LONG BEACH — The City Council said goodby to James H. Wilson Tuesday in an emotional, 30-minute tribute to the 16-year councilman who was convicted last month of mail fraud.
It was Wilson's final meeting as the council's 6th District representative, since he plans to resign before sentencing Friday in federal District Court in Los Angeles. A convicted felon cannot hold public office.
Wilson, 58, was convicted April 16 on 21 fraud counts for accepting $54,000 from a fireworks manufacturer in exchange for his support of fireworks legislation. He faces a maximum sentence of five years imprisonment and a $1,000 fine on each count. On Monday, a federal District Court judge denied a motion to overturn the verdict, saying it was well supported by the evidence. Wilson said he will appeal the verdict immediately after sentencing.
The council, which has formally asked for leniency in Wilson's sentencing, presented the councilman with a commendation for his years of "dedicated service."
Mayor Ernie Kell called Wilson a personal friend whom he will not forget.
Councilman Thomas J. Clark said: "we'll look at the good you have performed. . . . Jim, you've been very good for this council."
Councilman Wallace Edgerton said he was "very, very proud" to have served with Wilson. And Councilwoman Jan Hall said, "I don't think I've ever met anybody who could so articulately express the humanness of people."
City Manager John E. Dever, who does not usually express his feelings in public, called Wilson "a man of great personal integrity and somebody I've turned to when I've needed advice."
Wilson has shown "great compassion" for members of the city's professional staff, Dever said, adding, "I've always considered Jim one of my best friends, and, Jim, we will continue to be best friends."
Wilson nodded at Dever, then sat quietly as representatives of several central-city organizations also honored him.
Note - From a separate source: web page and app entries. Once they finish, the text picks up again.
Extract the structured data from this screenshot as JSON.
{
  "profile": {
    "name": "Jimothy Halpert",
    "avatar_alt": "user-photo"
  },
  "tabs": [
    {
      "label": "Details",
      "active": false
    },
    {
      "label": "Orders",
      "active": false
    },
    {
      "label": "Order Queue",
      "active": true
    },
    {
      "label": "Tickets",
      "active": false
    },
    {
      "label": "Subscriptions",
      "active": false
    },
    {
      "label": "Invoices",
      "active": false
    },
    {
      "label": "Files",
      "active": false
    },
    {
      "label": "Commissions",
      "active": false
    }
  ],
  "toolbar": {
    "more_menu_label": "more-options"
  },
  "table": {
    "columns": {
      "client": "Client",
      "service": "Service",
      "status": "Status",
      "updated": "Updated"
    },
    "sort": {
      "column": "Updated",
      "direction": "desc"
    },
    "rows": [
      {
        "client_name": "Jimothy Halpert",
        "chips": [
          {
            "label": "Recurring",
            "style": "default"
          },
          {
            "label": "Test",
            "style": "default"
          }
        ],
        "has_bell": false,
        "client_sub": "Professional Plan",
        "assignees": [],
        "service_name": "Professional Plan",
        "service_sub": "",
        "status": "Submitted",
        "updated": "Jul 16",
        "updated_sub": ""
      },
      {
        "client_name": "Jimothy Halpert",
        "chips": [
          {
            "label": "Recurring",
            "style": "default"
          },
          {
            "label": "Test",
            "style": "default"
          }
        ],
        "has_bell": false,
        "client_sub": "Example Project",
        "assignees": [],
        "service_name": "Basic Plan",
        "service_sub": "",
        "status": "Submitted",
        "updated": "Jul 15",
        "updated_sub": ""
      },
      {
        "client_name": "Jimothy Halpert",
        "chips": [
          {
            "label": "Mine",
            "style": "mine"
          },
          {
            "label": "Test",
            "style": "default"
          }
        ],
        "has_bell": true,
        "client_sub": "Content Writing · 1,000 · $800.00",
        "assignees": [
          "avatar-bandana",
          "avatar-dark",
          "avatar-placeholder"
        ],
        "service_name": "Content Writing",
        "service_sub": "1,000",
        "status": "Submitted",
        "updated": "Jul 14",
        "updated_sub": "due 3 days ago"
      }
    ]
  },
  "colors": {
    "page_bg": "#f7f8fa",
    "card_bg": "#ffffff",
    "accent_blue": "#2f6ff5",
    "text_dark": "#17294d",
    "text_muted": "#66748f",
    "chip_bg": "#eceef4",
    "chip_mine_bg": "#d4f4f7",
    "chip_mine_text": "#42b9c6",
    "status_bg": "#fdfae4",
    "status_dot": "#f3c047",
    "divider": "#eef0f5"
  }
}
Joseph T. Brooks, who helped recruit Wilson in 1970 to run for the council, said a jury's verdict was less important to him than the councilman's performance in office and his intent to do right.
"Jim would not have done anything that he knew to be wrong or illegal--and to me that is more important," Brooks said.
Frank Berry, president of the Long Beach chapter of the NAACP, presented Wilson with a plaque on behalf of four large organizations in the black community.
Will Be Remembered
Others told Wilson, the only black ever elected to the Long Beach council, that he would not be forgotten. "Jim is still capable and can be an asset to his community," said Lillie Wesley, who said she had known him for four decades.
At one point, Wilson received a standing ovation from nearly all of about 100 people at the council meeting.
"One of the things you find out when you're in trouble is who your friends are," Wilson said after the speeches had been made. "I guess I'm one of the luckiest people in the world because I have so many."
After Wilson resigns, the council will declare a vacancy and must call a special election within 120 days.